* [Requirement] The records below should be set down in full, please, without any change.

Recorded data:
★ ★ ★ ★
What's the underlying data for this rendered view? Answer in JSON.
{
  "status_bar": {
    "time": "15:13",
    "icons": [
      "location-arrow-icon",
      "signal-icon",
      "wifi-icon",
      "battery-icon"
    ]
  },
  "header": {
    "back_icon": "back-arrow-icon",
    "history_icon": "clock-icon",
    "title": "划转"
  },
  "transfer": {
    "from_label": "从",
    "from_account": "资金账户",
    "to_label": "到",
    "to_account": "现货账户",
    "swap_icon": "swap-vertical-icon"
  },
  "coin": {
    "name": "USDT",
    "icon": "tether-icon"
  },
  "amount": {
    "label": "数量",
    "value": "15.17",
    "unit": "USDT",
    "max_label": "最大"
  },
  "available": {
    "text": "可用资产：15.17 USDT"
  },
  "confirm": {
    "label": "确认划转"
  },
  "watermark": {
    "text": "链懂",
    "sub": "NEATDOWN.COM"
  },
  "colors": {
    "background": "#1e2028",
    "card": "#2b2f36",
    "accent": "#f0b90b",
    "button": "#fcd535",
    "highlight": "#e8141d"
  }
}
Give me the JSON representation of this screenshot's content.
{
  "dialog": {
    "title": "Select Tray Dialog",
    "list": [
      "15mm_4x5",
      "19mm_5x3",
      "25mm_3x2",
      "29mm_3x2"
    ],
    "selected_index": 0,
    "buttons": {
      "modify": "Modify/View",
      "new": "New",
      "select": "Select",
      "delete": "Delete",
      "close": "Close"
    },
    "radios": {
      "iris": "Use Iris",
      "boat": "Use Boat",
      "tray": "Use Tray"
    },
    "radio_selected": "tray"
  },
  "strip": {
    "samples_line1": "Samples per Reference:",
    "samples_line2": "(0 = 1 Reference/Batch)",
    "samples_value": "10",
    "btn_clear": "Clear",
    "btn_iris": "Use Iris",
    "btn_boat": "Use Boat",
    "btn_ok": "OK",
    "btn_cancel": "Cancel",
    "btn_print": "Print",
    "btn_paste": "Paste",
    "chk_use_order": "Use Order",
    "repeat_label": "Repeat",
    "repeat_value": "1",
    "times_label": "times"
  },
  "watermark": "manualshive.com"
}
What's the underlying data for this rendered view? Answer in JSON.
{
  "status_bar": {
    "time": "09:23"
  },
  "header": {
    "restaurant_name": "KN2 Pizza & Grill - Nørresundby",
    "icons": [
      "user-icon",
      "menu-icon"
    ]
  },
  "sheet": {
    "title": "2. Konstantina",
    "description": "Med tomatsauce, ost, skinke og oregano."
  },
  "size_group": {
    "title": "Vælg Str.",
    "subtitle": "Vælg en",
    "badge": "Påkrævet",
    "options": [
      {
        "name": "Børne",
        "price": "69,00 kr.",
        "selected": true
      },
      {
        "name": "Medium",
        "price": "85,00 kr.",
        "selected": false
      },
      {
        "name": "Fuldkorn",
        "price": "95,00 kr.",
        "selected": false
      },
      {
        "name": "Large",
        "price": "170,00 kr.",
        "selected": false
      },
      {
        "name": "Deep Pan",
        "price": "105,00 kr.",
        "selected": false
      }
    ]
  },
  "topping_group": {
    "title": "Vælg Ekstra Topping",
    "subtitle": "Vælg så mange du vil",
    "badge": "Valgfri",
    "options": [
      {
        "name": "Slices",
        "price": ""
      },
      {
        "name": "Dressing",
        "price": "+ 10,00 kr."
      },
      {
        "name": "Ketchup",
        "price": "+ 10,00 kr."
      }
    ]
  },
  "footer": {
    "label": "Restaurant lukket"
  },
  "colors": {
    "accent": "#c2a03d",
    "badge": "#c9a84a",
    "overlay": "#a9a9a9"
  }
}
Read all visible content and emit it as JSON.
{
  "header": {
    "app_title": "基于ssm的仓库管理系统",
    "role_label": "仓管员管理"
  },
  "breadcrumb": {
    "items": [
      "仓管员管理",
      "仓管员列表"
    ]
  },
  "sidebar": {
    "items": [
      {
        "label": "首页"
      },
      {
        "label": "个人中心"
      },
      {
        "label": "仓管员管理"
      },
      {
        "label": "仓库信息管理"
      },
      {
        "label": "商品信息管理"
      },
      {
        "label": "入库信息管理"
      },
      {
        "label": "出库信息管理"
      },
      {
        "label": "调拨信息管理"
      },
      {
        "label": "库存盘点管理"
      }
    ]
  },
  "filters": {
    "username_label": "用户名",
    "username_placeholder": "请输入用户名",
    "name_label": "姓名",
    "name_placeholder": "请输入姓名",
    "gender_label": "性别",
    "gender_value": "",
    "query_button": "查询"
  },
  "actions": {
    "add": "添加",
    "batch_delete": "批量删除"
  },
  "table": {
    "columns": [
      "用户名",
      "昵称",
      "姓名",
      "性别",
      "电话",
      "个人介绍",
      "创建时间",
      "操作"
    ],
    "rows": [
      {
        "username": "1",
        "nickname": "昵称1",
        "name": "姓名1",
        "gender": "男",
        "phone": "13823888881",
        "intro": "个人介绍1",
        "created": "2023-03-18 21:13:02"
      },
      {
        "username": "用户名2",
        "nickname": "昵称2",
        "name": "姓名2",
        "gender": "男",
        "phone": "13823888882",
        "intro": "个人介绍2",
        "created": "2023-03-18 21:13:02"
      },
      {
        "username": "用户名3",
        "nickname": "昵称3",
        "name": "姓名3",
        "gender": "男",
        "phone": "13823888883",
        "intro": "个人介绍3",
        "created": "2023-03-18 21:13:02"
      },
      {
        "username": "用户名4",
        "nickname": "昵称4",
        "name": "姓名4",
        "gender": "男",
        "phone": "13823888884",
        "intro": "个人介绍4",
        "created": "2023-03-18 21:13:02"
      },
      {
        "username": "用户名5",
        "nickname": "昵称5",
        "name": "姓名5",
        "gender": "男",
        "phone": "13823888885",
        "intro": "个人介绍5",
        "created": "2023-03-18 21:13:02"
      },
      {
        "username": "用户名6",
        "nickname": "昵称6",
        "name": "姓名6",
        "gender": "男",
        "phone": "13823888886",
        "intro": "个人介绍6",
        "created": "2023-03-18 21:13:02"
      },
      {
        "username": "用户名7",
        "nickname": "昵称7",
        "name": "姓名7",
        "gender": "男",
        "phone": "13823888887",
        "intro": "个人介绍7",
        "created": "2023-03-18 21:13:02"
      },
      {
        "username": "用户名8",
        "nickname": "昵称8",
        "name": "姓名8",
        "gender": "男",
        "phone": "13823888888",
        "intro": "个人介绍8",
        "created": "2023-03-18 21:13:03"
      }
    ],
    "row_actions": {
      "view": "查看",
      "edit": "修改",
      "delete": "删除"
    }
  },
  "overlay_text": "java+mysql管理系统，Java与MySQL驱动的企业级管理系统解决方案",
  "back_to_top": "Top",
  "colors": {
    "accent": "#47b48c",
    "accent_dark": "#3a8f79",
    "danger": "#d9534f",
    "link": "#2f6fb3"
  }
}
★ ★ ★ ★
* [Answer space]
What's the underlying data for this rendered view? Answer in JSON.
{
  "status_bar": {
    "time": "15:13",
    "icons": [
      "location-arrow-icon",
      "signal-icon",
      "wifi-icon",
      "battery-icon"
    ]
  },
  "header": {
    "back_icon": "back-arrow-icon",
    "history_icon": "clock-icon",
    "title": "划转"
  },
  "transfer": {
    "from_label": "从",
    "from_account": "资金账户",
    "to_label": "到",
    "to_account": "现货账户",
    "swap_icon": "swap-vertical-icon"
  },
  "coin": {
    "name": "USDT",
    "icon": "tether-icon"
  },
  "amount": {
    "label": "数量",
    "value": "15.17",
    "unit": "USDT",
    "max_label": "最大"
  },
  "available": {
    "text": "可用资产：15.17 USDT"
  },
  "confirm": {
    "label": "确认划转"
  },
  "watermark": {
    "text": "链懂",
    "sub": "NEATDOWN.COM"
  },
  "colors": {
    "background": "#1e2028",
    "card": "#2b2f36",
    "accent": "#f0b90b",
    "button": "#fcd535",
    "highlight": "#e8141d"
  }
}
Give me the JSON representation of this screenshot's content.
{
  "dialog": {
    "title": "Select Tray Dialog",
    "list": [
      "15mm_4x5",
      "19mm_5x3",
      "25mm_3x2",
      "29mm_3x2"
    ],
    "selected_index": 0,
    "buttons": {
      "modify": "Modify/View",
      "new": "New",
      "select": "Select",
      "delete": "Delete",
      "close": "Close"
    },
    "radios": {
      "iris": "Use Iris",
      "boat": "Use Boat",
      "tray": "Use Tray"
    },
    "radio_selected": "tray"
  },
  "strip": {
    "samples_line1": "Samples per Reference:",
    "samples_line2": "(0 = 1 Reference/Batch)",
    "samples_value": "10",
    "btn_clear": "Clear",
    "btn_iris": "Use Iris",
    "btn_boat": "Use Boat",
    "btn_ok": "OK",
    "btn_cancel": "Cancel",
    "btn_print": "Print",
    "btn_paste": "Paste",
    "chk_use_order": "Use Order",
    "repeat_label": "Repeat",
    "repeat_value": "1",
    "times_label": "times"
  },
  "watermark": "manualshive.com"
}
What's the underlying data for this rendered view? Answer in JSON.
{
  "status_bar": {
    "time": "09:23"
  },
  "header": {
    "restaurant_name": "KN2 Pizza & Grill - Nørresundby",
    "icons": [
      "user-icon",
      "menu-icon"
    ]
  },
  "sheet": {
    "title": "2. Konstantina",
    "description": "Med tomatsauce, ost, skinke og oregano."
  },
  "size_group": {
    "title": "Vælg Str.",
    "subtitle": "Vælg en",
    "badge": "Påkrævet",
    "options": [
      {
        "name": "Børne",
        "price": "69,00 kr.",
        "selected": true
      },
      {
        "name": "Medium",
        "price": "85,00 kr.",
        "selected": false
      },
      {
        "name": "Fuldkorn",
        "price": "95,00 kr.",
        "selected": false
      },
      {
        "name": "Large",
        "price": "170,00 kr.",
        "selected": false
      },
      {
        "name": "Deep Pan",
        "price": "105,00 kr.",
        "selected": false
      }
    ]
  },
  "topping_group": {
    "title": "Vælg Ekstra Topping",
    "subtitle": "Vælg så mange du vil",
    "badge": "Valgfri",
    "options": [
      {
        "name": "Slices",
        "price": ""
      },
      {
        "name": "Dressing",
        "price": "+ 10,00 kr."
      },
      {
        "name": "Ketchup",
        "price": "+ 10,00 kr."
      }
    ]
  },
  "footer": {
    "label": "Restaurant lukket"
  },
  "colors": {
    "accent": "#c2a03d",
    "badge": "#c9a84a",
    "overlay": "#a9a9a9"
  }
}
Read all visible content and emit it as JSON.
{
  "header": {
    "app_title": "基于ssm的仓库管理系统",
    "role_label": "仓管员管理"
  },
  "breadcrumb": {
    "items": [
      "仓管员管理",
      "仓管员列表"
    ]
  },
  "sidebar": {
    "items": [
      {
        "label": "首页"
      },
      {
        "label": "个人中心"
      },
      {
        "label": "仓管员管理"
      },
      {
        "label": "仓库信息管理"
      },
      {
        "label": "商品信息管理"
      },
      {
        "label": "入库信息管理"
      },
      {
        "label": "出库信息管理"
      },
      {
        "label": "调拨信息管理"
      },
      {
        "label": "库存盘点管理"
      }
    ]
  },
  "filters": {
    "username_label": "用户名",
    "username_placeholder": "请输入用户名",
    "name_label": "姓名",
    "name_placeholder": "请输入姓名",
    "gender_label": "性别",
    "gender_value": "",
    "query_button": "查询"
  },
  "actions": {
    "add": "添加",
    "batch_delete": "批量删除"
  },
  "table": {
    "columns": [
      "用户名",
      "昵称",
      "姓名",
      "性别",
      "电话",
      "个人介绍",
      "创建时间",
      "操作"
    ],
    "rows": [
      {
        "username": "1",
        "nickname": "昵称1",
        "name": "姓名1",
        "gender": "男",
        "phone": "13823888881",
        "intro": "个人介绍1",
        "created": "2023-03-18 21:13:02"
      },
      {
        "username": "用户名2",
        "nickname": "昵称2",
        "name": "姓名2",
        "gender": "男",
        "phone": "13823888882",
        "intro": "个人介绍2",
        "created": "2023-03-18 21:13:02"
      },
      {
        "username": "用户名3",
        "nickname": "昵称3",
        "name": "姓名3",
        "gender": "男",
        "phone": "13823888883",
        "intro": "个人介绍3",
        "created": "2023-03-18 21:13:02"
      },
      {
        "username": "用户名4",
        "nickname": "昵称4",
        "name": "姓名4",
        "gender": "男",
        "phone": "13823888884",
        "intro": "个人介绍4",
        "created": "2023-03-18 21:13:02"
      },
      {
        "username": "用户名5",
        "nickname": "昵称5",
        "name": "姓名5",
        "gender": "男",
        "phone": "13823888885",
        "intro": "个人介绍5",
        "created": "2023-03-18 21:13:02"
      },
      {
        "username": "用户名6",
        "nickname": "昵称6",
        "name": "姓名6",
        "gender": "男",
        "phone": "13823888886",
        "intro": "个人介绍6",
        "created": "2023-03-18 21:13:02"
      },
      {
        "username": "用户名7",
        "nickname": "昵称7",
        "name": "姓名7",
        "gender": "男",
        "phone": "13823888887",
        "intro": "个人介绍7",
        "created": "2023-03-18 21:13:02"
      },
      {
        "username": "用户名8",
        "nickname": "昵称8",
        "name": "姓名8",
        "gender": "男",
        "phone": "13823888888",
        "intro": "个人介绍8",
        "created": "2023-03-18 21:13:03"
      }
    ],
    "row_actions": {
      "view": "查看",
      "edit": "修改",
      "delete": "删除"
    }
  },
  "overlay_text": "java+mysql管理系统，Java与MySQL驱动的企业级管理系统解决方案",
  "back_to_top": "Top",
  "colors": {
    "accent": "#47b48c",
    "accent_dark": "#3a8f79",
    "danger": "#d9534f",
    "link": "#2f6fb3"
  }
}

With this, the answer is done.